**Work order:**
Reproduce the records below; each should match the original exactly.

**Data for this exercise:**
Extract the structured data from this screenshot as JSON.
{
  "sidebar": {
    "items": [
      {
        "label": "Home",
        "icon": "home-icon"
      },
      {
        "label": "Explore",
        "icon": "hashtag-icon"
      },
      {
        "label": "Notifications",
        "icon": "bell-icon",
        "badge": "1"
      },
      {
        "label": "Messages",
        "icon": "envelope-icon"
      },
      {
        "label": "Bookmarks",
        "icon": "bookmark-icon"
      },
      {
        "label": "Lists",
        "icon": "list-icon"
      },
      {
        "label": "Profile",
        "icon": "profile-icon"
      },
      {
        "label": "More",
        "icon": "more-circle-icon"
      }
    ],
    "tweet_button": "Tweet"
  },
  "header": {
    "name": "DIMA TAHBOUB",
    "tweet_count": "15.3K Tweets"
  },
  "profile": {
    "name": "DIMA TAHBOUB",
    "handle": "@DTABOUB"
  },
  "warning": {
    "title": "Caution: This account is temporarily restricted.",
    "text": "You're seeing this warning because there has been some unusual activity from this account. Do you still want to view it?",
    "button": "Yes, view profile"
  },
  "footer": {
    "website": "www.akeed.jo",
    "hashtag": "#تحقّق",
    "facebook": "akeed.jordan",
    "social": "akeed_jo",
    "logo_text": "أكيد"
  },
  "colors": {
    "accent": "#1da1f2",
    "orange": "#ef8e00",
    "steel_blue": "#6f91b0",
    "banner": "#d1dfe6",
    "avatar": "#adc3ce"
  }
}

**Task output:**
Extract the structured data from this screenshot as JSON.
{
  "sidebar": {
    "items": [
      {
        "label": "Home",
        "icon": "home-icon"
      },
      {
        "label": "Explore",
        "icon": "hashtag-icon"
      },
      {
        "label": "Notifications",
        "icon": "bell-icon",
        "badge": "1"
      },
      {
        "label": "Messages",
        "icon": "envelope-icon"
      },
      {
        "label": "Bookmarks",
        "icon": "bookmark-icon"
      },
      {
        "label": "Lists",
        "icon": "list-icon"
      },
      {
        "label": "Profile",
        "icon": "profile-icon"
      },
      {
        "label": "More",
        "icon": "more-circle-icon"
      }
    ],
    "tweet_button": "Tweet"
  },
  "header": {
    "name": "DIMA TAHBOUB",
    "tweet_count": "15.3K Tweets"
  },
  "profile": {
    "name": "DIMA TAHBOUB",
    "handle": "@DTABOUB"
  },
  "warning": {
    "title": "Caution: This account is temporarily restricted.",
    "text": "You're seeing this warning because there has been some unusual activity from this account. Do you still want to view it?",
    "button": "Yes, view profile"
  },
  "footer": {
    "website": "www.akeed.jo",
    "hashtag": "#تحقّق",
    "facebook": "akeed.jordan",
    "social": "akeed_jo",
    "logo_text": "أكيد"
  },
  "colors": {
    "accent": "#1da1f2",
    "orange": "#ef8e00",
    "steel_blue": "#6f91b0",
    "banner": "#d1dfe6",
    "avatar": "#adc3ce"
  }
}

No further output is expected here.